The biodiversity benefits of organic farming come under three broad headings:
(i) the enterprise mix (mixed livestock and cropping instead of specialisation; crop rotation instead of mono-culture etc.), (ii) the treatment of the cropped area (the avoidance of agro-chemicals, the less intensive approach etc.), and (iii) the boundary features (field margins, more and larger hedges etc.).
But, what is the origin 6/these benefits?
Organic farming is a particular whole farm "systems" approach. It is often discussed as a collection of different practices, but organic farming is actually the whole package of the approach and all the individual practices.
For a start, organic farming is based on a set of principles, for example:
a holistic approach to farming (instead of addressing problems individually),
the creation and maintenance of conditions that positively nurture the health of the crops/livestock (instead of solely treating the

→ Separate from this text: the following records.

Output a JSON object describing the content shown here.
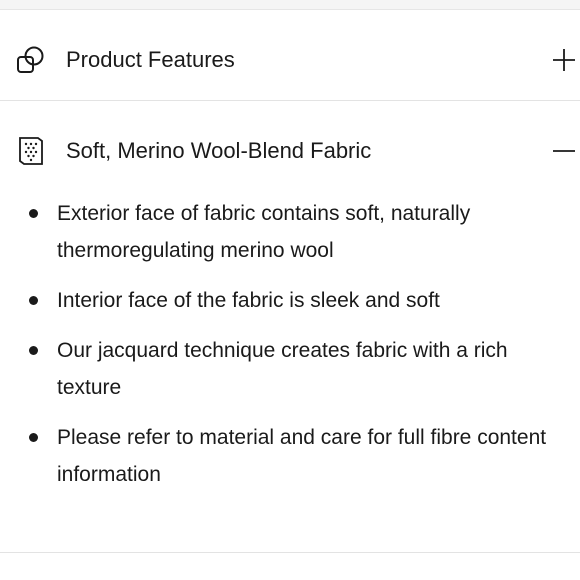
{
  "sections": [
    {
      "label": "Product Features",
      "icon": "overlapping-shapes-icon",
      "state": "collapsed",
      "toggle_icon": "plus-icon"
    },
    {
      "label": "Soft, Merino Wool-Blend Fabric",
      "icon": "fabric-swatch-icon",
      "state": "expanded",
      "toggle_icon": "minus-icon",
      "items": [
        "Exterior face of fabric contains soft, naturally thermoregulating merino wool",
        "Interior face of the fabric is sleek and soft",
        "Our jacquard technique creates fabric with a rich texture",
        "Please refer to material and care for full fibre content information"
      ]
    }
  ],
  "colors": {
    "text": "#1a1a1a",
    "divider": "#e3e3e3",
    "top_strip": "#f5f5f5",
    "background": "#ffffff"
  }
}
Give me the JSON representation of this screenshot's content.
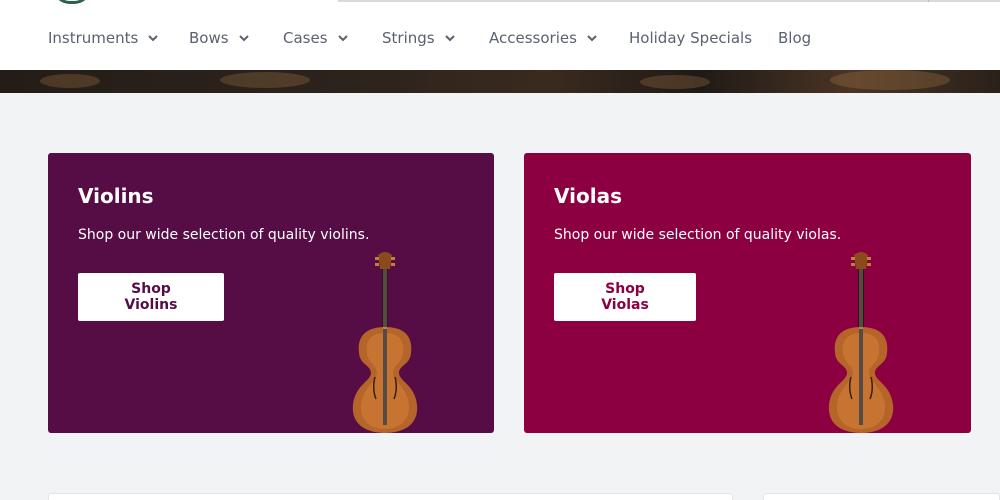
{
  "nav": {
    "items": [
      {
        "label": "Instruments",
        "has_dropdown": true
      },
      {
        "label": "Bows",
        "has_dropdown": true
      },
      {
        "label": "Cases",
        "has_dropdown": true
      },
      {
        "label": "Strings",
        "has_dropdown": true
      },
      {
        "label": "Accessories",
        "has_dropdown": true
      },
      {
        "label": "Holiday Specials",
        "has_dropdown": false
      },
      {
        "label": "Blog",
        "has_dropdown": false
      }
    ]
  },
  "cards": [
    {
      "title": "Violins",
      "description": "Shop our wide selection of quality violins.",
      "button_label": "Shop Violins",
      "background": "#560d45",
      "image_icon": "violin-icon"
    },
    {
      "title": "Violas",
      "description": "Shop our wide selection of quality violas.",
      "button_label": "Shop Violas",
      "background": "#8c0042",
      "image_icon": "viola-icon"
    }
  ],
  "colors": {
    "page_background": "#f2f3f5",
    "nav_text": "#5a6270",
    "button_background": "#ffffff"
  }
}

symptoms of problems, eg. applying chemicals), and
the harnessing of natural processes (instead of relying on artificial inputs).
Thus, for example, agro-chemicals are avoided and instead alternative practices based on these principles are used. Many of these benefit biodiversity. Indeed, many of the agricultural practices of organic farming involve the positive use of biodiversity (through the soil, field margins, hedges etc.), thus making the conservation of biodiversity an integral part of the farming system. For example, the soil is treated as a living entity not simply as a substrate for crops to grow in.
The "standards" for organic farming developed long after organic farming had been established as a system, but are now used as a template and guide for the practice of organic farming. Some practices arc obligatory, others are "recommended". With the latter, many are the most practical organic approach and so are also the standard practice for that issue. In addition, there are special "conservation" standards to ensure that specific conservation objectives are addressed in more detail.
Some of the biodiversity benefits of organic farming can be directly linked to particular standards (eg. avoiding the use of agro-chemicals, the use of grass leys), others are an indirect result of the standards (eg mixed crop and livestock farming, mixed spring and autumn sowing), and yet others are the result of the farmers applying the principles and approach of organic farming in an way tailored to their situation and for issues and to a detail not dealt with by the standards.
Thus, the range, degree and quality of the benefits of organic farming is delivered by the whole package of the approach, not simply bv the standards.